Entries from a dataset of interfaces:
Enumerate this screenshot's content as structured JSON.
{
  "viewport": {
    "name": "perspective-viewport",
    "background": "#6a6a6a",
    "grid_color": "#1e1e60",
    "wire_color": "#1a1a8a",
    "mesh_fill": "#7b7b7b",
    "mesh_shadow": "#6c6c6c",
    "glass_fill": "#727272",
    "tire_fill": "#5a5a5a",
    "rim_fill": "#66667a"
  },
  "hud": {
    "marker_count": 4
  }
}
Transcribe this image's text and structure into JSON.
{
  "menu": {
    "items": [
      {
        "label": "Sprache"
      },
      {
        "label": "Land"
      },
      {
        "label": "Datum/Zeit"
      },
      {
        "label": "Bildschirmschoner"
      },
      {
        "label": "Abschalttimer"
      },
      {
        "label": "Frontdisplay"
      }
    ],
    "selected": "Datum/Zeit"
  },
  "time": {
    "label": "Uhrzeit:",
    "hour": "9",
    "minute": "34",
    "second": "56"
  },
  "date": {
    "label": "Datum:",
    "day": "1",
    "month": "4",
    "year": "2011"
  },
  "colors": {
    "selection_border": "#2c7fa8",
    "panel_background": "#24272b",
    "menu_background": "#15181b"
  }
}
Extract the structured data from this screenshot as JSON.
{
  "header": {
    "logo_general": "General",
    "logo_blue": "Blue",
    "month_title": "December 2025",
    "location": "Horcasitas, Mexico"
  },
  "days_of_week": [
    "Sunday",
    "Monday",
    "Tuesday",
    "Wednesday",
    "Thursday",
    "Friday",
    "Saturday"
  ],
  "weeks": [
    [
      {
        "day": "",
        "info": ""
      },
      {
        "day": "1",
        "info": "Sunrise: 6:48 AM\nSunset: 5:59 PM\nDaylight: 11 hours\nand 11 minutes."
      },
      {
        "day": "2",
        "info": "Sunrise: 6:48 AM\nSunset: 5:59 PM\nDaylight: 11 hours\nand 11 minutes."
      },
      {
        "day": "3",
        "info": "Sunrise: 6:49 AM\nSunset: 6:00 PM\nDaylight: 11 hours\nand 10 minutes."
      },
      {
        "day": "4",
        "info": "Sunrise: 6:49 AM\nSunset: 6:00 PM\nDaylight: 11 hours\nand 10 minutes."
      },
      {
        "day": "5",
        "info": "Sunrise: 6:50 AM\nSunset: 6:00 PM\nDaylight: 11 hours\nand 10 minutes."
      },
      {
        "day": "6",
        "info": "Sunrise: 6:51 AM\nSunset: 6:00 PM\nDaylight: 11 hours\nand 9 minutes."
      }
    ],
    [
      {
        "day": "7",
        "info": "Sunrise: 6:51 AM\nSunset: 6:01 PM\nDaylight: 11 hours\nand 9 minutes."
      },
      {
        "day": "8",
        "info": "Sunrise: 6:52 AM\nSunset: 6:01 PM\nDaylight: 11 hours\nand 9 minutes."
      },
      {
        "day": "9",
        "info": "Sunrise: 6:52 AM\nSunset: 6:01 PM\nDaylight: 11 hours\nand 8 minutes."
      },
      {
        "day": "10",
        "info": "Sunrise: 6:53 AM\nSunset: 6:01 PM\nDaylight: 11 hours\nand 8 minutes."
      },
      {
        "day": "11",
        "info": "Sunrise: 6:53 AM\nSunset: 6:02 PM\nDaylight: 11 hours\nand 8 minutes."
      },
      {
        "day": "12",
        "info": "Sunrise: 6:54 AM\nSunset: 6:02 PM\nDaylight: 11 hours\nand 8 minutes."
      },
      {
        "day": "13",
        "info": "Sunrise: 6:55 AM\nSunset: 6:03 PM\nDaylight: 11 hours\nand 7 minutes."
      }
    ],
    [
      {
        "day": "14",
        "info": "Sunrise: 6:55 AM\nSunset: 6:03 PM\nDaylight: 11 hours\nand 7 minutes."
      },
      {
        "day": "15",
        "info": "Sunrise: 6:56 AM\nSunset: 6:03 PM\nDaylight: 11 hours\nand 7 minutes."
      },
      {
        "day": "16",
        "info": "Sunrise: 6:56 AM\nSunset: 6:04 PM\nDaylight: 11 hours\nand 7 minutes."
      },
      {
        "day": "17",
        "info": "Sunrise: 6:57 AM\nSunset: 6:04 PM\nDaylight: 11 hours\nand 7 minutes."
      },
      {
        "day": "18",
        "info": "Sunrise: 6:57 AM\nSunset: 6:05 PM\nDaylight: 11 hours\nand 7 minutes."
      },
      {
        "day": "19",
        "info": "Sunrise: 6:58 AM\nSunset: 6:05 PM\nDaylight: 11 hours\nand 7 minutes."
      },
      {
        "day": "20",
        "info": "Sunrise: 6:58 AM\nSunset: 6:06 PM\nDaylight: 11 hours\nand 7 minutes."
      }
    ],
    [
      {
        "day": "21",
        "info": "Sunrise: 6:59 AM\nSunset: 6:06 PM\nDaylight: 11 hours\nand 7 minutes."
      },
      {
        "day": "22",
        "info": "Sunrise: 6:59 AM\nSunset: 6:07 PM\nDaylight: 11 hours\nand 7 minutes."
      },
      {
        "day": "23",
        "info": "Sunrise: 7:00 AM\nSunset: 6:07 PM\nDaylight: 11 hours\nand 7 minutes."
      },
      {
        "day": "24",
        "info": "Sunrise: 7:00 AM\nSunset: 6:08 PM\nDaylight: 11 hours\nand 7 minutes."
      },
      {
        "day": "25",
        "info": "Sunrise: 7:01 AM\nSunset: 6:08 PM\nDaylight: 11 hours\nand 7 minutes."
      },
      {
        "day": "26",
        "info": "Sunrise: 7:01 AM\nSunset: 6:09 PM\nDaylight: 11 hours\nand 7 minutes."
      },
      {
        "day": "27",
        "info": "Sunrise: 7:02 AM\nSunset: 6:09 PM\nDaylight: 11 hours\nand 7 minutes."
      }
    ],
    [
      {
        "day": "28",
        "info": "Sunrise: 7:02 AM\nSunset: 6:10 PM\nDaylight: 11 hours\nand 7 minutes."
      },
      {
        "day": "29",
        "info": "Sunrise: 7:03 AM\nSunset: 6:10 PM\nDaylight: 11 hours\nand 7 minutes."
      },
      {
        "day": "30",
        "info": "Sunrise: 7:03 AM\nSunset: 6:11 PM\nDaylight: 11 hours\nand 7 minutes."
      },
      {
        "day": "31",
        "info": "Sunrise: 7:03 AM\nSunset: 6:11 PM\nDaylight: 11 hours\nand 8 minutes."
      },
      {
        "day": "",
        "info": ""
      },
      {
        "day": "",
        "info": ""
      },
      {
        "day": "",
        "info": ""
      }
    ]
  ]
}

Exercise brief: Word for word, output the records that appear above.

Exercise solution:
Enumerate this screenshot's content as structured JSON.
{
  "viewport": {
    "name": "perspective-viewport",
    "background": "#6a6a6a",
    "grid_color": "#1e1e60",
    "wire_color": "#1a1a8a",
    "mesh_fill": "#7b7b7b",
    "mesh_shadow": "#6c6c6c",
    "glass_fill": "#727272",
    "tire_fill": "#5a5a5a",
    "rim_fill": "#66667a"
  },
  "hud": {
    "marker_count": 4
  }
}
Transcribe this image's text and structure into JSON.
{
  "menu": {
    "items": [
      {
        "label": "Sprache"
      },
      {
        "label": "Land"
      },
      {
        "label": "Datum/Zeit"
      },
      {
        "label": "Bildschirmschoner"
      },
      {
        "label": "Abschalttimer"
      },
      {
        "label": "Frontdisplay"
      }
    ],
    "selected": "Datum/Zeit"
  },
  "time": {
    "label": "Uhrzeit:",
    "hour": "9",
    "minute": "34",
    "second": "56"
  },
  "date": {
    "label": "Datum:",
    "day": "1",
    "month": "4",
    "year": "2011"
  },
  "colors": {
    "selection_border": "#2c7fa8",
    "panel_background": "#24272b",
    "menu_background": "#15181b"
  }
}
Extract the structured data from this screenshot as JSON.
{
  "header": {
    "logo_general": "General",
    "logo_blue": "Blue",
    "month_title": "December 2025",
    "location": "Horcasitas, Mexico"
  },
  "days_of_week": [
    "Sunday",
    "Monday",
    "Tuesday",
    "Wednesday",
    "Thursday",
    "Friday",
    "Saturday"
  ],
  "weeks": [
    [
      {
        "day": "",
        "info": ""
      },
      {
        "day": "1",
        "info": "Sunrise: 6:48 AM\nSunset: 5:59 PM\nDaylight: 11 hours\nand 11 minutes."
      },
      {
        "day": "2",
        "info": "Sunrise: 6:48 AM\nSunset: 5:59 PM\nDaylight: 11 hours\nand 11 minutes."
      },
      {
        "day": "3",
        "info": "Sunrise: 6:49 AM\nSunset: 6:00 PM\nDaylight: 11 hours\nand 10 minutes."
      },
      {
        "day": "4",
        "info": "Sunrise: 6:49 AM\nSunset: 6:00 PM\nDaylight: 11 hours\nand 10 minutes."
      },
      {
        "day": "5",
        "info": "Sunrise: 6:50 AM\nSunset: 6:00 PM\nDaylight: 11 hours\nand 10 minutes."
      },
      {
        "day": "6",
        "info": "Sunrise: 6:51 AM\nSunset: 6:00 PM\nDaylight: 11 hours\nand 9 minutes."
      }
    ],
    [
      {
        "day": "7",
        "info": "Sunrise: 6:51 AM\nSunset: 6:01 PM\nDaylight: 11 hours\nand 9 minutes."
      },
      {
        "day": "8",
        "info": "Sunrise: 6:52 AM\nSunset: 6:01 PM\nDaylight: 11 hours\nand 9 minutes."
      },
      {
        "day": "9",
        "info": "Sunrise: 6:52 AM\nSunset: 6:01 PM\nDaylight: 11 hours\nand 8 minutes."
      },
      {
        "day": "10",
        "info": "Sunrise: 6:53 AM\nSunset: 6:01 PM\nDaylight: 11 hours\nand 8 minutes."
      },
      {
        "day": "11",
        "info": "Sunrise: 6:53 AM\nSunset: 6:02 PM\nDaylight: 11 hours\nand 8 minutes."
      },
      {
        "day": "12",
        "info": "Sunrise: 6:54 AM\nSunset: 6:02 PM\nDaylight: 11 hours\nand 8 minutes."
      },
      {
        "day": "13",
        "info": "Sunrise: 6:55 AM\nSunset: 6:03 PM\nDaylight: 11 hours\nand 7 minutes."
      }
    ],
    [
      {
        "day": "14",
        "info": "Sunrise: 6:55 AM\nSunset: 6:03 PM\nDaylight: 11 hours\nand 7 minutes."
      },
      {
        "day": "15",
        "info": "Sunrise: 6:56 AM\nSunset: 6:03 PM\nDaylight: 11 hours\nand 7 minutes."
      },
      {
        "day": "16",
        "info": "Sunrise: 6:56 AM\nSunset: 6:04 PM\nDaylight: 11 hours\nand 7 minutes."
      },
      {
        "day": "17",
        "info": "Sunrise: 6:57 AM\nSunset: 6:04 PM\nDaylight: 11 hours\nand 7 minutes."
      },
      {
        "day": "18",
        "info": "Sunrise: 6:57 AM\nSunset: 6:05 PM\nDaylight: 11 hours\nand 7 minutes."
      },
      {
        "day": "19",
        "info": "Sunrise: 6:58 AM\nSunset: 6:05 PM\nDaylight: 11 hours\nand 7 minutes."
      },
      {
        "day": "20",
        "info": "Sunrise: 6:58 AM\nSunset: 6:06 PM\nDaylight: 11 hours\nand 7 minutes."
      }
    ],
    [
      {
        "day": "21",
        "info": "Sunrise: 6:59 AM\nSunset: 6:06 PM\nDaylight: 11 hours\nand 7 minutes."
      },
      {
        "day": "22",
        "info": "Sunrise: 6:59 AM\nSunset: 6:07 PM\nDaylight: 11 hours\nand 7 minutes."
      },
      {
        "day": "23",
        "info": "Sunrise: 7:00 AM\nSunset: 6:07 PM\nDaylight: 11 hours\nand 7 minutes."
      },
      {
        "day": "24",
        "info": "Sunrise: 7:00 AM\nSunset: 6:08 PM\nDaylight: 11 hours\nand 7 minutes."
      },
      {
        "day": "25",
        "info": "Sunrise: 7:01 AM\nSunset: 6:08 PM\nDaylight: 11 hours\nand 7 minutes."
      },
      {
        "day": "26",
        "info": "Sunrise: 7:01 AM\nSunset: 6:09 PM\nDaylight: 11 hours\nand 7 minutes."
      },
      {
        "day": "27",
        "info": "Sunrise: 7:02 AM\nSunset: 6:09 PM\nDaylight: 11 hours\nand 7 minutes."
      }
    ],
    [
      {
        "day": "28",
        "info": "Sunrise: 7:02 AM\nSunset: 6:10 PM\nDaylight: 11 hours\nand 7 minutes."
      },
      {
        "day": "29",
        "info": "Sunrise: 7:03 AM\nSunset: 6:10 PM\nDaylight: 11 hours\nand 7 minutes."
      },
      {
        "day": "30",
        "info": "Sunrise: 7:03 AM\nSunset: 6:11 PM\nDaylight: 11 hours\nand 7 minutes."
      },
      {
        "day": "31",
        "info": "Sunrise: 7:03 AM\nSunset: 6:11 PM\nDaylight: 11 hours\nand 8 minutes."
      },
      {
        "day": "",
        "info": ""
      },
      {
        "day": "",
        "info": ""
      },
      {
        "day": "",
        "info": ""
      }
    ]
  ]
}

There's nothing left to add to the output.